Action item:
Make an exact copy of every entry.

Record set:

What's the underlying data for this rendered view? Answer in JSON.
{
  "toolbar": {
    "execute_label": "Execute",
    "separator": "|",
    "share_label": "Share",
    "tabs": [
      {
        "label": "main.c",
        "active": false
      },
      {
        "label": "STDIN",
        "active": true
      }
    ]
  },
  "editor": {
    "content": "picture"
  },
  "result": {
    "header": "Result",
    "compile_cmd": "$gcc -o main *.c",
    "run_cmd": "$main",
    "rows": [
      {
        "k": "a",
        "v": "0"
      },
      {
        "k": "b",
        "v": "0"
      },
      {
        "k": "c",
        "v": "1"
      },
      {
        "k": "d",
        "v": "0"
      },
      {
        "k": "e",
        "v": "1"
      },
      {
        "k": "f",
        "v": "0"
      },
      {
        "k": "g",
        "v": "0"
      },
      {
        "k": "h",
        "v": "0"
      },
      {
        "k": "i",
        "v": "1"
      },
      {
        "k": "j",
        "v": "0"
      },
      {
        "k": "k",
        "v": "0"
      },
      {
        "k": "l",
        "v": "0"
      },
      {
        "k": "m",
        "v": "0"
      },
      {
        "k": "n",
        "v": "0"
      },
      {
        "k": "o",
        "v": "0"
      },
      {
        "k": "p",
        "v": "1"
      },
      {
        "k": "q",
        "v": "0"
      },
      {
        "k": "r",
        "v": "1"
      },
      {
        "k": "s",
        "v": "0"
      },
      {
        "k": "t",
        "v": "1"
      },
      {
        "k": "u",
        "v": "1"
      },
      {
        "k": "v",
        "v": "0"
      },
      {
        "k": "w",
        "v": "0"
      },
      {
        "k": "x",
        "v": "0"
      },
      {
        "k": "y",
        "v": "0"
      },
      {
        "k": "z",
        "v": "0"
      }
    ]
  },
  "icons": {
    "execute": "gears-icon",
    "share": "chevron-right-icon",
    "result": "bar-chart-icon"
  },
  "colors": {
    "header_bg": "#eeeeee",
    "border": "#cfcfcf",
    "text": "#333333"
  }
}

Answer for the task:
What's the underlying data for this rendered view? Answer in JSON.
{
  "toolbar": {
    "execute_label": "Execute",
    "separator": "|",
    "share_label": "Share",
    "tabs": [
      {
        "label": "main.c",
        "active": false
      },
      {
        "label": "STDIN",
        "active": true
      }
    ]
  },
  "editor": {
    "content": "picture"
  },
  "result": {
    "header": "Result",
    "compile_cmd": "$gcc -o main *.c",
    "run_cmd": "$main",
    "rows": [
      {
        "k": "a",
        "v": "0"
      },
      {
        "k": "b",
        "v": "0"
      },
      {
        "k": "c",
        "v": "1"
      },
      {
        "k": "d",
        "v": "0"
      },
      {
        "k": "e",
        "v": "1"
      },
      {
        "k": "f",
        "v": "0"
      },
      {
        "k": "g",
        "v": "0"
      },
      {
        "k": "h",
        "v": "0"
      },
      {
        "k": "i",
        "v": "1"
      },
      {
        "k": "j",
        "v": "0"
      },
      {
        "k": "k",
        "v": "0"
      },
      {
        "k": "l",
        "v": "0"
      },
      {
        "k": "m",
        "v": "0"
      },
      {
        "k": "n",
        "v": "0"
      },
      {
        "k": "o",
        "v": "0"
      },
      {
        "k": "p",
        "v": "1"
      },
      {
        "k": "q",
        "v": "0"
      },
      {
        "k": "r",
        "v": "1"
      },
      {
        "k": "s",
        "v": "0"
      },
      {
        "k": "t",
        "v": "1"
      },
      {
        "k": "u",
        "v": "1"
      },
      {
        "k": "v",
        "v": "0"
      },
      {
        "k": "w",
        "v": "0"
      },
      {
        "k": "x",
        "v": "0"
      },
      {
        "k": "y",
        "v": "0"
      },
      {
        "k": "z",
        "v": "0"
      }
    ]
  },
  "icons": {
    "execute": "gears-icon",
    "share": "chevron-right-icon",
    "result": "bar-chart-icon"
  },
  "colors": {
    "header_bg": "#eeeeee",
    "border": "#cfcfcf",
    "text": "#333333"
  }
}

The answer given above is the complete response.